“While numerous attempts have been made since the 1980s to document the architectural history of downtown Boone — either individually or as part of larger survey efforts — no one has previously conducted a comprehensive architectural survey of downtown Boone as a distinct district in a manner that meets the architectural survey standards of the SHPO,” the report stated.
The council also authorized that a proposal be made to set the dimensions of a future Boone historical district that would encompass sections of downtown Boone, likely to be presented at an October council meeting.
“This is such an excellent project,” Councilman Sam Furgiuele said. “It’s enlightening and entertaining and so well done.”
Plaag said that the report took roughly “at least a year’s worth of labor hours” for him to complete, plus time with survey technicians.
“This is an exemplary piece of work; we’re in your debt,” said Councilman Marshall Ashcraft.
Councilwoman Lynne Mason said it was probably the best read on the history of Boone’s she’s ever seen.
“I hope we can find a good way to be able to make it available to the general public,” Mason said.
Mason asked how this document would protect downtown, to which Plaag replied that if council decided to designate a downtown historic district, a certificate of appropriateness process that would produce design guidelines for future downtown construction would be applied. A certificate of appropriateness is based on federal guidelines for renovation of historically-designated structures, in which an applicant would have to demonstrate to the Historical Preservation Commission that, generally, their renovations would preserve the character of the building prior to receiving a building permit.
“You’ve helped us recover our history,” Councilwoman Loretta Clawson said.
Town attorney Allison Meade and Plaag clarified that if the council decides to move forward with historical designation, time limits apply to a N.C. State Historic Preservation Office review of a district designation report. Meade also said that under the town’s Unified Development Ordinance, any historic designation would go through a public hearing process.
Currently, downtown Boone contains two active properties that are listed in the National Register of Historic Places, the Jones House and the U.S. Post Office. A third property, the Daniel Boone Hotel, was listed in 1982 but was demolished shortly after.
Properties identified in the survey as National Register-eligible include the Watauga County Jail — noted as the only surviving 19th century governmental building in Watauga County — the R. L. Clay House, the Chapell Wilson House, the Frank A. Linney House and the Linney Law Office.
Also recommended is that the town of Boone and its Historic Preservation Commission consider pursuing individual listing as Local Historic Landmarks for the R. L. Clay House, the John W. Hodges Sr., House, the Boone Cemetery and the Jones House. Boone has designated three resources as Local Historic Landmarks since this survey project started: the U.S. Post Office, the Frank A. Linney House and the Linney Law Office.

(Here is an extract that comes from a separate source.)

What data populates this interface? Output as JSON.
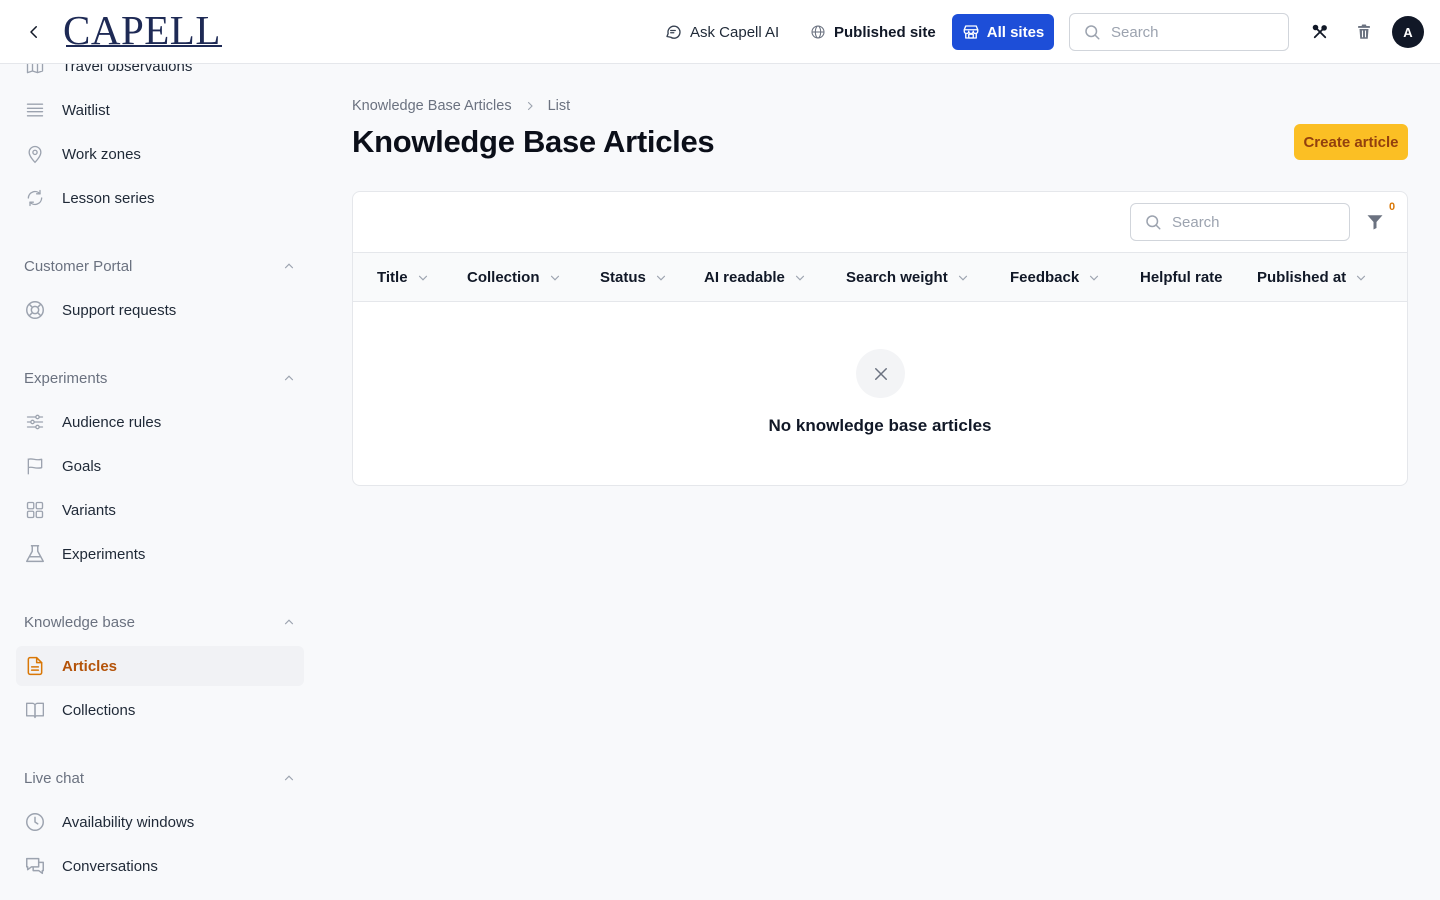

The survey points out the area bounded by Queen Street to the north, Appalachian Street to the east, Rivers Street to the south and Water Street to the west should be considered for Local Landmark District listing. Careful consideration should be given to whether to treat the buildings along the West King Street corridor as a separate district from the warehouse-related properties along Howard and Depot Streets to the south, or to incorporate them into a singular district, the report recommends.

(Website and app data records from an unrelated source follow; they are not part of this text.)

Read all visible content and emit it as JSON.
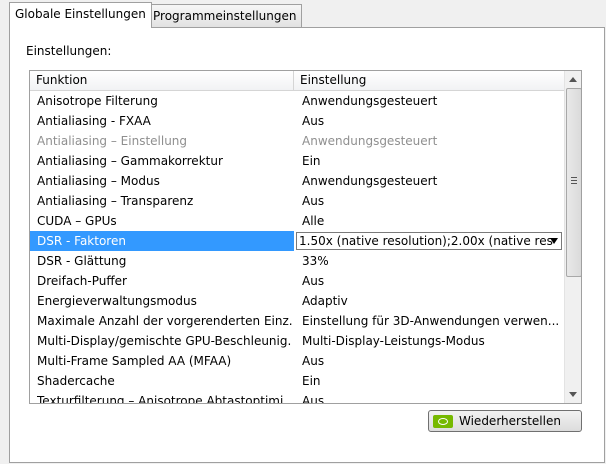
{
  "tabs": [
    {
      "label": "Globale Einstellungen",
      "active": true
    },
    {
      "label": "Programmeinstellungen",
      "active": false
    }
  ],
  "section_label": "Einstellungen:",
  "columns": {
    "funktion": "Funktion",
    "einstellung": "Einstellung"
  },
  "rows": [
    {
      "function": "Anisotrope Filterung",
      "setting": "Anwendungsgesteuert"
    },
    {
      "function": "Antialiasing - FXAA",
      "setting": "Aus"
    },
    {
      "function": "Antialiasing – Einstellung",
      "setting": "Anwendungsgesteuert",
      "disabled": true
    },
    {
      "function": "Antialiasing – Gammakorrektur",
      "setting": "Ein"
    },
    {
      "function": "Antialiasing – Modus",
      "setting": "Anwendungsgesteuert"
    },
    {
      "function": "Antialiasing – Transparenz",
      "setting": "Aus"
    },
    {
      "function": "CUDA – GPUs",
      "setting": "Alle"
    },
    {
      "function": "DSR - Faktoren",
      "setting": "1.50x (native resolution);2.00x (native res",
      "selected": true
    },
    {
      "function": "DSR - Glättung",
      "setting": "33%"
    },
    {
      "function": "Dreifach-Puffer",
      "setting": "Aus"
    },
    {
      "function": "Energieverwaltungsmodus",
      "setting": "Adaptiv"
    },
    {
      "function": "Maximale Anzahl der vorgerenderten Einz...",
      "setting": "Einstellung für 3D-Anwendungen verwen..."
    },
    {
      "function": "Multi-Display/gemischte GPU-Beschleunig...",
      "setting": "Multi-Display-Leistungs-Modus"
    },
    {
      "function": "Multi-Frame Sampled AA (MFAA)",
      "setting": "Aus"
    },
    {
      "function": "Shadercache",
      "setting": "Ein"
    },
    {
      "function": "Texturfilterung – Anisotrope Abtastoptimi",
      "setting": "Aus"
    }
  ],
  "restore_button": {
    "label": "Wiederherstellen",
    "icon": "nvidia-logo-icon"
  },
  "colors": {
    "selection": "#3399ff",
    "nvidia_green": "#76b900",
    "disabled_text": "#8f8f8f"
  }
}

In addition, the cluster of residential properties found on what is traditionally known as “Hippy Hill” is worthy of further study for consideration as a separate Local Historic District based on its history and residential characteristics, according to the report. Future studies should include the possibility of including these resources with other residential resources found on nearby Wallace Circle, Orchard Street and Grand Boulevard, the survey report states.